Generally, doctors recommend trying conservative treatment approaches first, opting for surgery as a last resort.
The doctor may recommend that you take an over-the-counter pain reliever, such as the nonsteroidal anti-inflammatory drugs (NSAIDs) ibuprofen (Advil, Motrin IB, others) or naproxen (Aleve, others), to help ease painful menstrual cramps.
If you find that taking the maximum dose of these medications doesn't provide full relief, you may need to try another approach to manage your signs and symptoms.
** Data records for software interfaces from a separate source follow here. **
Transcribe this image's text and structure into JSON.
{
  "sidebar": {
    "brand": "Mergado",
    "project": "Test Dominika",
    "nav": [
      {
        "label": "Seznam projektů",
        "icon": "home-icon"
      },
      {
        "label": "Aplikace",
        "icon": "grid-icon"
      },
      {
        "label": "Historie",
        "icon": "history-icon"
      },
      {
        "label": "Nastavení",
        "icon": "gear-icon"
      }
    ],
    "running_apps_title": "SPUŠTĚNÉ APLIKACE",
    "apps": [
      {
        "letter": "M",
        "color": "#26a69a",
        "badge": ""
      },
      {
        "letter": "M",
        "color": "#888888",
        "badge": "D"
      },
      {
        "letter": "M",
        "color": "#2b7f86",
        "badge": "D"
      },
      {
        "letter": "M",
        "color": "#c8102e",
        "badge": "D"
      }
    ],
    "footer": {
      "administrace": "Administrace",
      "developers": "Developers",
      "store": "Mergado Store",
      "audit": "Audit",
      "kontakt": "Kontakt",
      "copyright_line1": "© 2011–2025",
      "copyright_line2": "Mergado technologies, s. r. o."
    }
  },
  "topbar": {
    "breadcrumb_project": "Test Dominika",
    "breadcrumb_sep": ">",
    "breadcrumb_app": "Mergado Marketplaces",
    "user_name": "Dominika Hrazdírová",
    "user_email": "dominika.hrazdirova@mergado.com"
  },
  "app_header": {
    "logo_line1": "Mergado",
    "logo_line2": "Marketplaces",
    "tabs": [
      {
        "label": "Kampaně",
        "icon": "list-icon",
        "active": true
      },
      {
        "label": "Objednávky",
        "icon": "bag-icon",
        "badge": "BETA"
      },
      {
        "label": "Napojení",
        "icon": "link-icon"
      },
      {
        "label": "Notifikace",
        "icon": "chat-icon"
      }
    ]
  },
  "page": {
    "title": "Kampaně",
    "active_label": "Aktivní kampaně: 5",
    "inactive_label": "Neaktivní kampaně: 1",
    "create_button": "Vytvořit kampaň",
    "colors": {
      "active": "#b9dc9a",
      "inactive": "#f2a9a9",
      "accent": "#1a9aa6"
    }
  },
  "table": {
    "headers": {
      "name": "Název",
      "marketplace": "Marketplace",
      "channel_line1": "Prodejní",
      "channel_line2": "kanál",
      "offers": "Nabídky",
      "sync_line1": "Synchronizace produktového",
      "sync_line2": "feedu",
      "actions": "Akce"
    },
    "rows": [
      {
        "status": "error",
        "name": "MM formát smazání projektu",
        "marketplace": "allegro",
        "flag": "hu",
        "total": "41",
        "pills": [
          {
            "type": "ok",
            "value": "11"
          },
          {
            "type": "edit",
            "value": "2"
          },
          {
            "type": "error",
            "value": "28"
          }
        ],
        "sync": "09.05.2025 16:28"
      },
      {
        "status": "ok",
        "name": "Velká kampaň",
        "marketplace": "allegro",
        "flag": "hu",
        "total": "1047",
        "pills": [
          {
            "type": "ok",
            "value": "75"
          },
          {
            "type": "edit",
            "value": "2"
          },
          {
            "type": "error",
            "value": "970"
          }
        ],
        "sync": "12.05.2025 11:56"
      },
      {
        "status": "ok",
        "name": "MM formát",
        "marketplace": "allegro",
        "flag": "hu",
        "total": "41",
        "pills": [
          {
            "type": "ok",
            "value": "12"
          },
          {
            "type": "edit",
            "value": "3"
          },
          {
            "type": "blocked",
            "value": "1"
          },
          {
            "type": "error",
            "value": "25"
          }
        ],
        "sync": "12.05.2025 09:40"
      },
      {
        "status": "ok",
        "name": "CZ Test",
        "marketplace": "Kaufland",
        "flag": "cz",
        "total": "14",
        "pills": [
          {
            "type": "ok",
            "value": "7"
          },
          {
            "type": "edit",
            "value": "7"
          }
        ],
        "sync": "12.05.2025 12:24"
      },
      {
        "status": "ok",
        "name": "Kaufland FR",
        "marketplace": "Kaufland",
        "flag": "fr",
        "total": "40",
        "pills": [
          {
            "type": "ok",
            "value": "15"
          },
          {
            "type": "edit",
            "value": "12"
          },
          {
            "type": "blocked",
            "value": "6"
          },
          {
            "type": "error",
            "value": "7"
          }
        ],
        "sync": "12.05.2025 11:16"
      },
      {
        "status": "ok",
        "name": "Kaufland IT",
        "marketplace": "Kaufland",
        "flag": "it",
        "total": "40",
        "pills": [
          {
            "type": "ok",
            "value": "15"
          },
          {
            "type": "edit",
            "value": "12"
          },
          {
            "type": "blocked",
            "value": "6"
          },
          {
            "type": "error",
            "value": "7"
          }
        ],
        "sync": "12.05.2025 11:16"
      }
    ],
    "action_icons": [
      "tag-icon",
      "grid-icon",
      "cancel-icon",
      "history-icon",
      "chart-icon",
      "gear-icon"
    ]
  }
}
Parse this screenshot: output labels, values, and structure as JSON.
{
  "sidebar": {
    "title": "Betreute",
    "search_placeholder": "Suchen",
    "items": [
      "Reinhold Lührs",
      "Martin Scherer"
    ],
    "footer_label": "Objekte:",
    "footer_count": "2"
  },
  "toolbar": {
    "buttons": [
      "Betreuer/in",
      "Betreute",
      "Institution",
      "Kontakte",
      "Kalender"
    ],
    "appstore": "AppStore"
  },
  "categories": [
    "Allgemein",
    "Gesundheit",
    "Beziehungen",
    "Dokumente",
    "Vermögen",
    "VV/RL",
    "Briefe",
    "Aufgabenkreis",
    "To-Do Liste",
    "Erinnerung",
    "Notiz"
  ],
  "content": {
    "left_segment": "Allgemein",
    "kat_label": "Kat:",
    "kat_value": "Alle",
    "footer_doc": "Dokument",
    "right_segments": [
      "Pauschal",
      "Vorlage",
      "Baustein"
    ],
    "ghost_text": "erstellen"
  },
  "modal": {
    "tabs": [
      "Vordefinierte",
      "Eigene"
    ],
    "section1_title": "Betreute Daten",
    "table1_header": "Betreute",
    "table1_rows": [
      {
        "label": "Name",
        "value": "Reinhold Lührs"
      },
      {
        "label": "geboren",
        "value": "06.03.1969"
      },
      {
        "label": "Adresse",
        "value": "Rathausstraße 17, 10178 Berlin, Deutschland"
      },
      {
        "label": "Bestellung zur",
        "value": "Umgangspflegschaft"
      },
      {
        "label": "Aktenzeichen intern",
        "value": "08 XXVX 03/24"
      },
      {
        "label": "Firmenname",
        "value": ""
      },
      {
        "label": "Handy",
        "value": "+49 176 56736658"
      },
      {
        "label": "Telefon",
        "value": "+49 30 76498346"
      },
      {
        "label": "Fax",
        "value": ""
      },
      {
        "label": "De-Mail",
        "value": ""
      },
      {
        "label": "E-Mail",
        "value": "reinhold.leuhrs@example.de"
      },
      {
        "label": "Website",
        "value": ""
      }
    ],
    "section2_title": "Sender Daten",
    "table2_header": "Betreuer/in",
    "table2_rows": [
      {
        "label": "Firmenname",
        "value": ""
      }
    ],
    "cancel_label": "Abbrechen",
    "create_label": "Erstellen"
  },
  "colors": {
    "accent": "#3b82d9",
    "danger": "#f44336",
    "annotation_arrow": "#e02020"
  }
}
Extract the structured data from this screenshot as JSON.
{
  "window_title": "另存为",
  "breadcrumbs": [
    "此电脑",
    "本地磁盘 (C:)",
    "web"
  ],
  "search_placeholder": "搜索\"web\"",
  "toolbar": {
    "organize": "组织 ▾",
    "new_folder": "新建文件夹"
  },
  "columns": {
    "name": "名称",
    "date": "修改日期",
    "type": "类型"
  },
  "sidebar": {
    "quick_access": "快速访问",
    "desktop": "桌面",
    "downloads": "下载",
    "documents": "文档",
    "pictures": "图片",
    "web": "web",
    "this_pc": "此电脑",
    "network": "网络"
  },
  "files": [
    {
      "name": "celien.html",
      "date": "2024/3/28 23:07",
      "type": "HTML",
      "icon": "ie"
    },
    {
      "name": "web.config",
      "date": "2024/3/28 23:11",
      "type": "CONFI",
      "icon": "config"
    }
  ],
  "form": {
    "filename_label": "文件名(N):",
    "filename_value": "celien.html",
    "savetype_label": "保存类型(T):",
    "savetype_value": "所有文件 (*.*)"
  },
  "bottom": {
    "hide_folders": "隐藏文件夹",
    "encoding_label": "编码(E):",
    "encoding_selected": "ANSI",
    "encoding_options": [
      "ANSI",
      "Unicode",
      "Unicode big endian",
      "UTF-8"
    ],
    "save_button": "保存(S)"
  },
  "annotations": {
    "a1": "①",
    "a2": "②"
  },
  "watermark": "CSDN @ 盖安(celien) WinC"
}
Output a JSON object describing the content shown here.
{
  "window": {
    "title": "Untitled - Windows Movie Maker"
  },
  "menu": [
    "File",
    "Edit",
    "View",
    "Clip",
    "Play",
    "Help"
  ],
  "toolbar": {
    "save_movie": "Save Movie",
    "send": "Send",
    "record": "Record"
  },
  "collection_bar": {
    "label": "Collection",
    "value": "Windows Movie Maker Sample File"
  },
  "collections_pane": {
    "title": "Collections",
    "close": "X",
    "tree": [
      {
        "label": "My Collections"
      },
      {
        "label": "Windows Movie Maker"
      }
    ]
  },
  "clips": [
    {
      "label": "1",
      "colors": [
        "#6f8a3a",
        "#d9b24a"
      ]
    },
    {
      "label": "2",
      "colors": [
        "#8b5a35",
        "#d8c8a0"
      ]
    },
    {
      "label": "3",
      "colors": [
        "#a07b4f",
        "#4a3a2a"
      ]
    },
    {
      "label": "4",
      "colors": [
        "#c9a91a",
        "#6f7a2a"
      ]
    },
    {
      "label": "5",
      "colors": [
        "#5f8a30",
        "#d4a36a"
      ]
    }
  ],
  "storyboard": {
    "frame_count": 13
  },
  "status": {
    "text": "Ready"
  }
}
Supplemental hormones are sometimes effective in reducing or eliminating the pain of endometriosis. The rise and fall of hormones during the menstrual cycle causes endometrial implants to thicken, break down and bleed. Hormone medication may slow endometrial tissue growth and prevent new implants of endometrial tissue.
Hormone therapy isn't a permanent fix for endometriosis. You could experience a return of your symptoms after stopping treatment.
Therapies used to treat endometriosis include:
Hormonal contraceptives. Birth control pills, patches and vaginal rings help control the hormones responsible for the buildup of endometrial tissue each month. Most women have lighter and shorter menstrual flow when they're using a hormonal contraceptive. Using hormonal contraceptives — especially continuous cycle regimens — may reduce or eliminate the pain of mild to moderate endometriosis.
Gonadotropin-releasing hormone (Gn-RH) agonists and antagonists. These drugs block the production of ovarian-stimulating hormones, lowering estrogen levels and preventing menstruation. This causes endometrial tissue to shrink. Because these drugs create an artificial menopause, taking a low dose of estrogen or progestin along with Gn-RH agonists and antagonists may decrease menopausal side effects, such as hot flashes, vaginal dryness and bone loss. Your periods and the ability to get pregnant return when you stop taking the medication.
Progestin therapy. A progestin-only contraceptive, such as an intrauterine device (Mirena), contraceptive implant or contraceptive injection (Depo-Provera), can halt menstrual periods and the growth of endometrial implants, which may relieve endometriosis signs and symptoms.
Danazol. This drug suppresses the growth of the endometrium by blocking the production of ovarian-stimulating hormones, preventing menstruation and the symptoms of endometriosis. However, danazol may not be the first choice because it can cause serious side effects and can be harmful to the baby if you become pregnant while taking this medication.
If you have endometriosis and are trying to become pregnant, surgery to remove as much endometriosis as possible while preserving your uterus and ovaries (conservative surgery) may increase your chances of success. If you have severe pain from endometriosis, you may also benefit from surgery — however, endometriosis and pain may return.
The doctor may do this procedure laparoscopically or through traditional abdominal surgery in more extensive cases.
Assisted reproductive technologies
Assisted reproductive technologies, such as in vitro fertilization (IVF) to help you become pregnant are sometimes preferable to conservative surgery. Doctors often suggest one of these approaches if conservative surgery doesn't work. If you wish to discuss about any specific problem, you can consult a gynaecologist.